Digital Engagement

Hiring of a chief digital officer in June

 A position was created to lead the social media and digital communications strategies of the City. Chief Digital Officer Julia Thompson works closely with the Public Information Office and marketing specialists across the City.

Social content and collaboration

 The quality of posts and optimization for each social media platform have been strengthened by enhanced communication and planning. Social media leads for each department meet weekly to brainstorm and collaborate on campaigns and day-to-day digital communication with residents. The Imagine Mesa campaign kicked off enhanced digital-engagement collaboration among City departments as every department shared messaging on social media related to the campaign. Departments are consistently creating more quality social-media videos and visuals on their own and in collaboration with Channel 11 to get messaging in front of more residents and engage them more effectively. In January 2018 alone, Facebook posts across City pages had 4.7 million impressions.

Mesa Social Media Sites

 Tools, training and culture

 The City licensed, a social media collaboration, planning and analytics tool, to help staff more effectively use social media, analyze efforts and adjust strategies and tactics accordingly. In addition to training related to this new system, social media leads and marketing specialists for each department have gone through a day-long social media summit to improve their execution of social media content, posts, communication with users public forums and other tactics. Training for this group is ongoing.

In its continuing effort to create a culture that supports digital engagement, the City of Mesa recognized individual and department efforts in social media in its first-ever social media awards in December 2017.

Increase in number of social media followers

 Since January, staff have worked diligently to grow followers to the main City of Mesa social media channels, focusing initially on Facebook.

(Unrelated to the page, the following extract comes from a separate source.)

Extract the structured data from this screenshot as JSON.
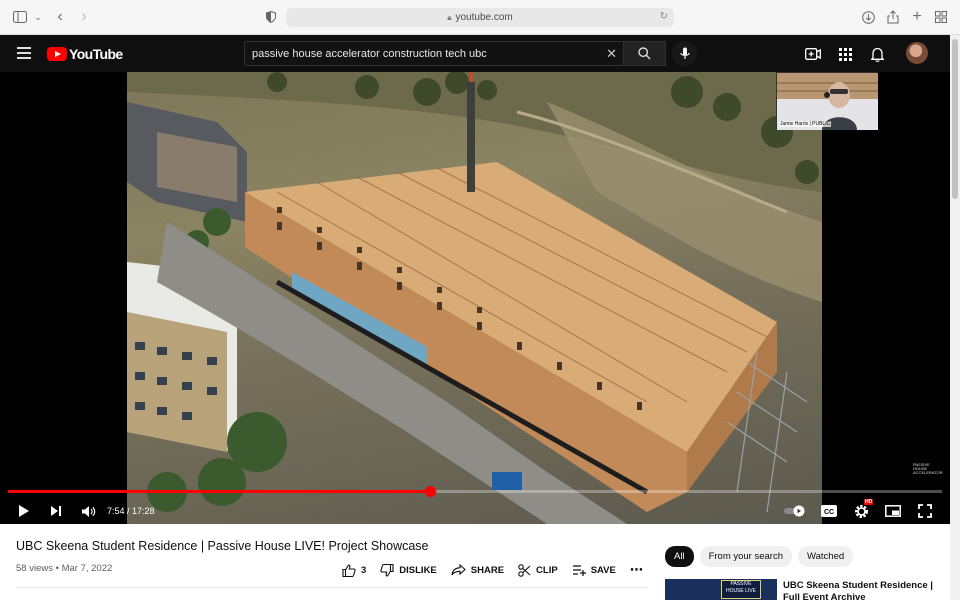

From March 2017 to January 2018, the number of people who like the City of Mesa’s main Facebook page grew 93% (from 8,495 to 16,381). In that same time period, likes on Phoenix’s city Facebook page grew 37% and Gilbert’s Facebook page grew 32%.

Other Valley city data was unavailable for the above time period. Facebook likes on neighbor municipal pages as of Jan. 31 are as follows:

  • Phoenix: 19,422
  • Gilbert: 16,741
  • Mesa: 16,381
  • Chandler: 12,157
  • Tempe: 11,250
  • Scottsdale: 3,350

Imagine Mesa

 Imagine Mesa, a digital forum to engage Mesa residents, businesses and visitors to share their ideas for shaping Mesa’s future, ran July-October 2017. It was designed to inspire idea generation and conversations among participants in an effort to provide feedback to City leaders on community priorities.

By the numbers:

  • 67,111 visitors to
  • 10,113 active participants
  • 465 ideas submitted
  • 137 City social media posts that showed up in 238,000 social media feeds
  • 4,872 new followers on main City social media channels since campaign kick-off

 An Imagine Mesa Advisory Committee  evaluated and prioritized user-submitted ideas and made recommendations to the City Council. Council and staff are now exploring additional cost and feasibility measures.

Spanish-language outreach

The City of Mesa soft launched a Spanish-language Facebook page in January 2018 for citywide information to be distributed in Spanish and bilingually to Mesa’s Hispanic, Spanish speaking and bilingual residents; 28.1% of Mesa’s population is Hispanic. A staff team of Spanish speakers and marketing specialists has been formed to run this new communication portal and to create and translate resident communication from all City departments.


In 2018, the City will work to grow its following, reach, and engagement across other platforms beyond Facebook, including Twitter, Instagram, NextDoor and YouTube. Efforts will continue to enhance the quality of communication the City has with residents on digital platforms and the way information is disseminated. Social media campaigns that highlight various departments and City initiatives are planned throughout 2018.

 Open Data Enhancement

 Council approved a contract with Socrata on November 20, 2017 to upgrade the City’s Open Data Portal.  Socrata will work closely with City staff to convert the existing portal to their platform by April 2018.  In 2017 the open data portal had 70,824 views and 7,365 unique visitors.  The top five dashborads, visualizations, and datasets were:


1.Community Safety

2.Transform Neighborhoods

3.Permits and Licenses Data Views

4.Workforce Development

5.Public Safety Data Views


1.Mesa Public Schools Student Population

2.City of Mesa Aggregate RMS (PD) Incident Totals

3.Light Rail Ridership – Mesa Stations

4.Vendor Payments – 2016 Summary

5.Tax Revenue (TPT Only) – Citywide by Consumer Activity Period


1.City of Mesa RMS (PD) Incident Data Table

2.Mesa Fire and Medical Computer Aided Dispatch (CAD) 911 Call Events since 2013

3.Vendor Payments – 2016

4.Free/Reduced Lunch Percentages – Mesa Public Schools

5.Aggregate Student Demographics – Mesa Public Schools

The City recently created the Data Governance Administrator role housed in the Office of Management and Budget to oversee the open data portal and set standards for City of Mesa data.  This role will collaborate with the Chief Digital Officer to increase the use and adoption of the City’s portal.